It’s hard to say what this will mean for A-Rod at this early juncture (he’s already going to miss most of the season and I don’t think MLB can suspend anyone without a failed drug test), but you can definitely bet that this will be huge tabloid fodder and hang over Alex all season, if not longer. If proven true, I’d also wager that it likely means A-Rod has better than even odds at never making the Hall of Fame, what with going back on that contrite apology in 2009 and lying about when and how he was juicing. Continue reading A-Rod, others, accused of illegal doping
If you like it when I get into delivering long, not always on point thoughts on sports, well then this is the show you’ve been waiting for my friend. I start the festivities by reflecting on what may have been the most awesome experience of my sports loving life this morning in Baltimore, before proceeding to deliver a rant about Luke Scott (and the Rays’ “bad apples” in general) two years in the making. In between, Kevin Gengler of DRays Bay joins us to talk about the 2013 Rays. We end the show with a little bit of everything. Nick Johnson, Carl Pavano Michael Kay, Javier Vazquez, Juan Rivera, and Randy Choate all make rhetorical appearances. Oh, and A-Rod. Go figure, huh? Enjoy!
Not a fan of YES broadcaster Michael Kay? Well then today is definitely not your lucky day. The television voice of the Yankees has reached an agreement on a multi-year extension with YES to continue serving as the lead play-by-play man for their Yankees’ broadcasts, the network announced today. Kay will also continue to serve his various other roles for the network, including hosting Center Stage.
Believe it or not, I’m pretty apathetic on the topic of Kay’s game calling skills. He’s got his quirks, not all of which are endearing, but that’s true of any broadcaster outside of a select few. He’s not in the top tier of game callers around the league by any means, but he’s also far from the worst, which is good enough for me. Congratulations to him on the new contract. Continue reading Kay signs multi-year extension with YES
Major League Baseball and the Drug Enforcement Agency are investigating a Miami based contact of Alex Rodriguez, Manny Ramirez, and other MLB players for connections to illegal PEDs, the Daily News reported Saturday. Anthony Bosch is alleged to have served as a contact for players looking to secure performance enhancing drugs, mostly through his father, Pedro Bosch, a doctor who came under suspicion with MLB back in 2009 when he was connected to Ramirez after the then-Dodger was suspended for failing a drug test.
According to the report, Bosch “advised” A-Rod on nutrition, diet, and training, and also consulted with Alex on a blood test.
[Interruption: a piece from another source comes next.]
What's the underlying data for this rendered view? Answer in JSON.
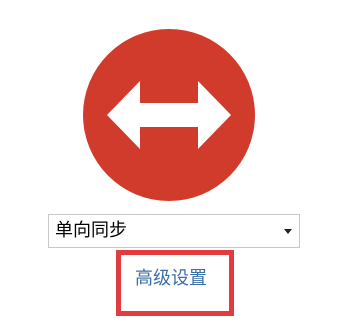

It does no appear as though A-Rod himself is under any significant scrutiny and, again, Bosch has been on MLB’s radar since 2009, so this isn’t much of a breaking development. MLB is apparently looking to stamp out a ring of drug suppliers linked to HGH and synthetic testosterone, especially in the wake of several failed drug tests in he past year, most notably by Melky Cabrera, Bartolo Colon, Carlos Ruiz, and Yasmani Grandal. Continue reading MLB, DEA, investigating A-Rod contact